Iskanian rejected this reasoning, finding the NLRB's analysis of the FAA unavailing. As “the FAA is not a statute the NLRB is charged with interpreting,” the court was “under no obligation to defer to the NLRB's analysis.” ( Iskanian, supra, 206 Cal.App.4th at p. 962, 142 Cal.Rptr.3d 372.) In CompuCredit Corp. v. Greenwood (2012) 565 U.S. ––––, 132 S.Ct. 665, 181 L.Ed.2d 586( CompuCredit ), the Supreme Court held that “unless the FAA's mandate has been ‘overridden by a contrary congressional command,’ ” agreements to arbitrate must be enforced according to their terms, “even when federal statutory claims are at issue.” ( Id. at p. 669.) Here, because the NLRB in D.R. Horton did not identify any congressional command in the NLRA prohibiting the enforcement of the arbitration agreement according to its terms, its interpretation of the FAA did not apply. ( CompuCredit, at p. 669;Nelsen, supra, 207 Cal.App.4th at p. 1134, 144 Cal.Rptr.3d 198.)

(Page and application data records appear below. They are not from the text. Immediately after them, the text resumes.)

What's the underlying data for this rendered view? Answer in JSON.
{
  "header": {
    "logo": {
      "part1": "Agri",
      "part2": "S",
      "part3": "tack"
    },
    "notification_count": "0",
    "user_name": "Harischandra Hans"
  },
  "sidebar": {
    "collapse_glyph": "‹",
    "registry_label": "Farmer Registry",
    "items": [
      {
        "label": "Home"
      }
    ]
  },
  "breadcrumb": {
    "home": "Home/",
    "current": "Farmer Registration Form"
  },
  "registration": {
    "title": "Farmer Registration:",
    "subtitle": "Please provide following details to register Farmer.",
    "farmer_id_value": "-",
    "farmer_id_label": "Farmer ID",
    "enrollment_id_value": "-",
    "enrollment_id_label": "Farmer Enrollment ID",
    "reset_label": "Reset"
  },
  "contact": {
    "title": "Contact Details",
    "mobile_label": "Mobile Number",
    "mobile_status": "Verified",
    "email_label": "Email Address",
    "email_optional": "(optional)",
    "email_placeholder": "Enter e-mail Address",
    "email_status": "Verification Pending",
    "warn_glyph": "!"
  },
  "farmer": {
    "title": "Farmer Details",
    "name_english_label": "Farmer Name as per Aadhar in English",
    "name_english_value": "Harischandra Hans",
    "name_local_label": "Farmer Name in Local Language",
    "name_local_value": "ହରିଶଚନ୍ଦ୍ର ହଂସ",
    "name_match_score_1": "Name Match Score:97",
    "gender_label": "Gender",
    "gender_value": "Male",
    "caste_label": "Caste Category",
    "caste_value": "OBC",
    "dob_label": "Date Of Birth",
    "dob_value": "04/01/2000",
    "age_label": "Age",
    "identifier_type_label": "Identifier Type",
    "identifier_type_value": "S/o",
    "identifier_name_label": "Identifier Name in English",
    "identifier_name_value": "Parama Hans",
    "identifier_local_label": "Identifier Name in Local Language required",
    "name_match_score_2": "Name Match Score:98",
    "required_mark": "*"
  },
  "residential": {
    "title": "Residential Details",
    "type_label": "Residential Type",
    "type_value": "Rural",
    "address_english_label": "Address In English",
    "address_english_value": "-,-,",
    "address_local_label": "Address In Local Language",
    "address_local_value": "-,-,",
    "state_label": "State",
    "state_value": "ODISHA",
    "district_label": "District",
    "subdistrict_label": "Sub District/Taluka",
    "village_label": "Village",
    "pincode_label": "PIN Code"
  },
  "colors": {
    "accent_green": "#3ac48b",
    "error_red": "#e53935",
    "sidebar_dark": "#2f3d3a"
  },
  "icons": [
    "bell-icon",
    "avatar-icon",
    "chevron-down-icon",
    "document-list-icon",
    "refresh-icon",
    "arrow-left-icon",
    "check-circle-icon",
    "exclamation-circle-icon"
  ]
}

The California district courts addressing this issue reach the same conclusion as the Iskanian court. In Morvant v. P.F. Chang's China Bistro, Inc. (N.D.Cal.2012) ––– F.Supp.2d ––––, 2012 WL 1604851, plaintiff signed an arbitration agreement that contained a class action waiver. ( Id. at p. ––––, 2012 WL 1604851 at p. *1.) The court rejected the argument that class waivers in employment agreements are prohibited by the NLRA. ( Id. at p. ––––, 2012 WL 1604851 at p. 9.) The court stated that CompuCredit required courts “to enforce agreements to arbitrate according to their terms, ‘unless the FAA's mandate has been “overridden by a contrary congressional command.” ’ ” ( Morvant, at p. ––––, 2012 WL 1604851at p. 11.) The court thus enforced the arbitration agreement because Congress did not expressly override any provision of the FAA when it enacted the NLRA and Norris–La Guardia Act. ( Id. at pp. –––– – ––––, 2012 WL 1604851 at pp. 11–12.) (See Sanders v. Swift Transportation Company of Arizona, LLC, supra, 843 F.Supp.2d at p. 1036;Jasso v. Money Mart Express, Inc. (N.D.Cal.2012) –––F.Supp.2d ––––, ––––, 2012 WL 1309171, p. 10 [“Because Congress did not expressly provide that it was overriding any provision in the FAA, the Court cannot read such a provision into the NLRA and is constrained by Concepcion to enforce the instant agreement according to its terms.”]; see also Delock v. Securitas Security Services USA, Inc. (E.D.Ark.2012) –––F.Supp.2d ––––, 2012 WL 3150391; but see Herrington v. Waterstone Mortgage Corp. (W.D.Wis. Mar. 16, 2012, No. 11–cv–779) 2012 WL 1242318, p. 6, 2012 U.S.Dist. Lexis 36220, pp. 18–19 [finding D.R. Horton “reasonably defensible” and applying it to invalidate a “collective action waiver in the arbitration agreement”]; Owen v. Bristol Care, Inc. (W.D.Mo. Feb. 28, 2012, No. 11–04258–CV) 2012 WL 1192005, pp. 4–5, 2012 U.S.Dist. Lexis 33671, pp. 12–14.)
California authority finds D.R. Horton, supra, 357 NLRB 184 unpersuasive. We apply the same reasoning and reject Reyes's argument.
The trial court's ruling denying Liberman Broadcasting, Inc.'s motion to compel arbitration is reversed. Costs are awarded to appellant Liberman Broadcasting, Inc.